**SUPPLIED RECORDS**
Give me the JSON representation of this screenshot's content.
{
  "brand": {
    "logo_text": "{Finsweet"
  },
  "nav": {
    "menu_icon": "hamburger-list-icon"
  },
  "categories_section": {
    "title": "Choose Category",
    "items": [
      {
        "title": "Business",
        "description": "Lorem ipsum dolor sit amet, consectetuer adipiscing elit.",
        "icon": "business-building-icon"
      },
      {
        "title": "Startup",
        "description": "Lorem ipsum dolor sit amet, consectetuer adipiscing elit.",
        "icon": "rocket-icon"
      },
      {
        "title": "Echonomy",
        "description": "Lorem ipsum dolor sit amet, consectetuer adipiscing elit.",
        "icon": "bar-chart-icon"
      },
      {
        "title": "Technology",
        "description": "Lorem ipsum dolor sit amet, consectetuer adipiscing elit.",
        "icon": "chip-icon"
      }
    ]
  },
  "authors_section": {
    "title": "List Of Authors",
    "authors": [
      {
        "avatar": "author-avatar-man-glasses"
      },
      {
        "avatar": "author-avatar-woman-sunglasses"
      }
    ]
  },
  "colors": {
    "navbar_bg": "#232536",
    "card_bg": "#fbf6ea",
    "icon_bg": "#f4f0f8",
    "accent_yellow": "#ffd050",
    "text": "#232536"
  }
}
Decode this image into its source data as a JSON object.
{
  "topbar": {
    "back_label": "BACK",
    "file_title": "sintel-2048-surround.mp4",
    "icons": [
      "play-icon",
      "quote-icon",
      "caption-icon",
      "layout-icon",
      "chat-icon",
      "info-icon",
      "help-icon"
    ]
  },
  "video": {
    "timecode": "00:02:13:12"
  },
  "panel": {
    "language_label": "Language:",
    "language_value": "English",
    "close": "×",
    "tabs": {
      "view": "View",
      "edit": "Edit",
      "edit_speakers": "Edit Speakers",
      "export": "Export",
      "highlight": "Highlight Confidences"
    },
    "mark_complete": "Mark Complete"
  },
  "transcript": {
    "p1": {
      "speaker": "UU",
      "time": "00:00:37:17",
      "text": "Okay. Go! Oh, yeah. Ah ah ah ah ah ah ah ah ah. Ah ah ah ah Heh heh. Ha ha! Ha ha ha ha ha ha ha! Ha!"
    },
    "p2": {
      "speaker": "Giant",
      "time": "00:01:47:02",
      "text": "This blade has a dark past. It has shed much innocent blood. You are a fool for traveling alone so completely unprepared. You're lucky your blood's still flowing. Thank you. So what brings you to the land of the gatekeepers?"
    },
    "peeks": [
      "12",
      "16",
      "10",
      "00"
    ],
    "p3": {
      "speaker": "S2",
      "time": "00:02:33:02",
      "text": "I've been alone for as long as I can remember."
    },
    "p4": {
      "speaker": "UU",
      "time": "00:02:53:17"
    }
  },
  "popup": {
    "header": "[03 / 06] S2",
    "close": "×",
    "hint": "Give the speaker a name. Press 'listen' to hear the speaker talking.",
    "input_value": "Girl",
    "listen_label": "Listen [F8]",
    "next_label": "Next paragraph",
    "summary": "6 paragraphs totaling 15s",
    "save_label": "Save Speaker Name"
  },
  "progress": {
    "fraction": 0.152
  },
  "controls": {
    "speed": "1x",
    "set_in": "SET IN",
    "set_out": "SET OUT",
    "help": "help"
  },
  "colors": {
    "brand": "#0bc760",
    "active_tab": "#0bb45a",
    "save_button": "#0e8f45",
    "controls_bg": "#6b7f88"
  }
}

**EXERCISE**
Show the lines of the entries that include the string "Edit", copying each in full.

**ANSWER SPACE**
      "edit": "Edit",
      "edit_speakers": "Edit Speakers",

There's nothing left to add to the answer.